For any 3D system to work efficiently, a sufficient camera solve is essential. This is a virtual representation of the real-world camera move shot on scene. After downloading the assets, I attempted to follow the tutorial video only using the track pad. Regardless of the system, as a NUKE user, the Wacom pen and pad have become second nature when navigating the interface. As anticipated, it was straight away confirmed that the lack of a Wacom pen and tablet made the task extremely awkward and I've found myself falling behind. Therefore, plugging in an external to my Air has been far easier than being constrained to a track pad. Connecting the tablet allowed me to finish the task efficiently, even ahead of the tutorial.
Welcome to the Studio Assistant workshop, with Ashley Miles and Brad Collier-Brown, and here's our debut issue. As studio assistants, our main job is to make sure both students and escapees are getting the most out of the Escape Studios experience, which involves answering a lot of weird and wonderful questions. We thought it'd be a good idea if we blogged a few of the most common queries and solutions every week, so you guys at home could learn a little something from us too.

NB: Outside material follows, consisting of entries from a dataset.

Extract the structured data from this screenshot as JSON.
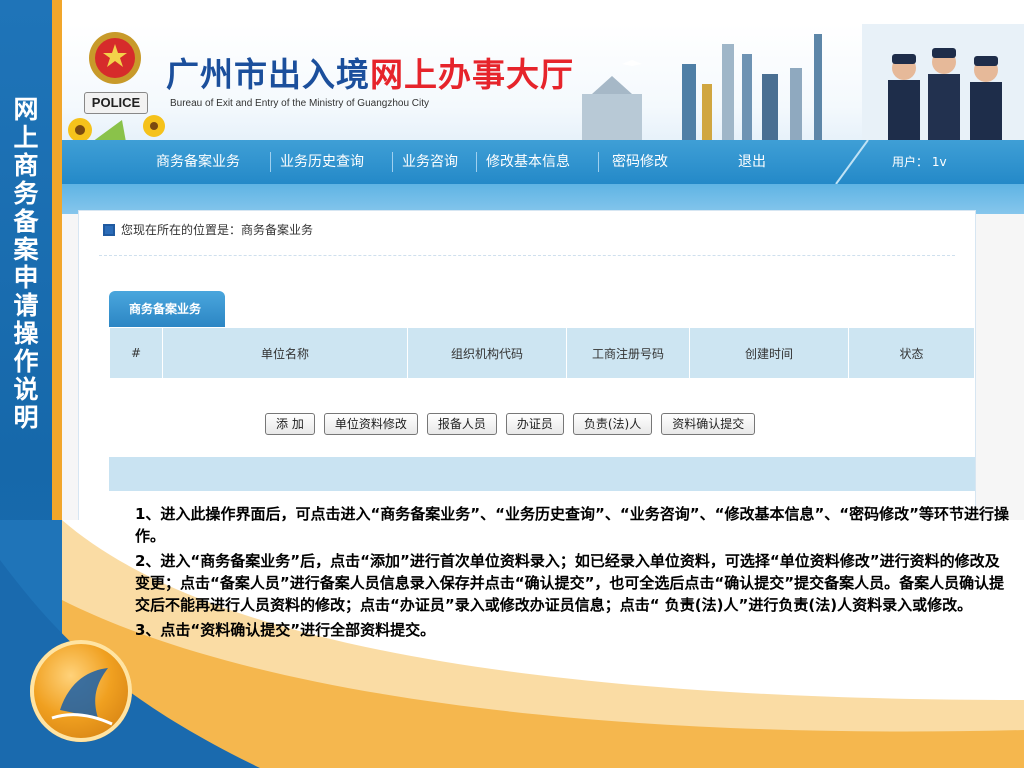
{
  "slide": {
    "side_title": "网上商务备案申请操作说明"
  },
  "site": {
    "police_label": "POLICE",
    "title_part1": "广州市出入境",
    "title_part2": "网上办事大厅",
    "subtitle": "Bureau of Exit and Entry of the Ministry of  Guangzhou City"
  },
  "nav": {
    "items": [
      {
        "label": "商务备案业务"
      },
      {
        "label": "业务历史查询"
      },
      {
        "label": "业务咨询"
      },
      {
        "label": "修改基本信息"
      },
      {
        "label": "密码修改"
      },
      {
        "label": "退出"
      }
    ],
    "user": "用户： 1v"
  },
  "breadcrumb": "您现在所在的位置是：商务备案业务",
  "tab_label": "商务备案业务",
  "table": {
    "columns": [
      "#",
      "单位名称",
      "组织机构代码",
      "工商注册号码",
      "创建时间",
      "状态"
    ]
  },
  "buttons": [
    "添 加",
    "单位资料修改",
    "报备人员",
    "办证员",
    "负责(法)人",
    "资料确认提交"
  ],
  "instructions": [
    "1、进入此操作界面后，可点击进入“商务备案业务”、“业务历史查询”、“业务咨询”、“修改基本信息”、“密码修改”等环节进行操作。",
    "2、进入“商务备案业务”后，点击“添加”进行首次单位资料录入；如已经录入单位资料，可选择“单位资料修改”进行资料的修改及变更；点击“备案人员”进行备案人员信息录入保存并点击“确认提交”，也可全选后点击“确认提交”提交备案人员。备案人员确认提交后不能再进行人员资料的修改；点击“办证员”录入或修改办证员信息；点击“ 负责(法)人”进行负责(法)人资料录入或修改。",
    "3、点击“资料确认提交”进行全部资料提交。"
  ],
  "colors": {
    "side_bar": "#1f74b8",
    "accent_orange": "#f2a62a",
    "nav_blue": "#2489c8",
    "title_blue": "#1b4f9c",
    "title_red": "#e6242b"
  }
}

Following on from yesterday’s post, I want to continue the discussion of why NUKE has revolutionised the industry and is an incredible asset to any compositor. The popularity of NUKE is largely down to its advancements in 3D integration, not only with its own user interface (UI), but also its ability to communicate with other packages such as MARI and AtomKraft. Being acutely punned as NUKE's 2.5D space, the 3D system has sped up the conventional 2D workflow in areas such as paint and roto, as well as depth compositing. This 2.5D space allows users to build rudimentary geometries, which can then be projected on, textured, lit, shaded and rendered as complimentary 3D assets or as part of a standard 2D workflow.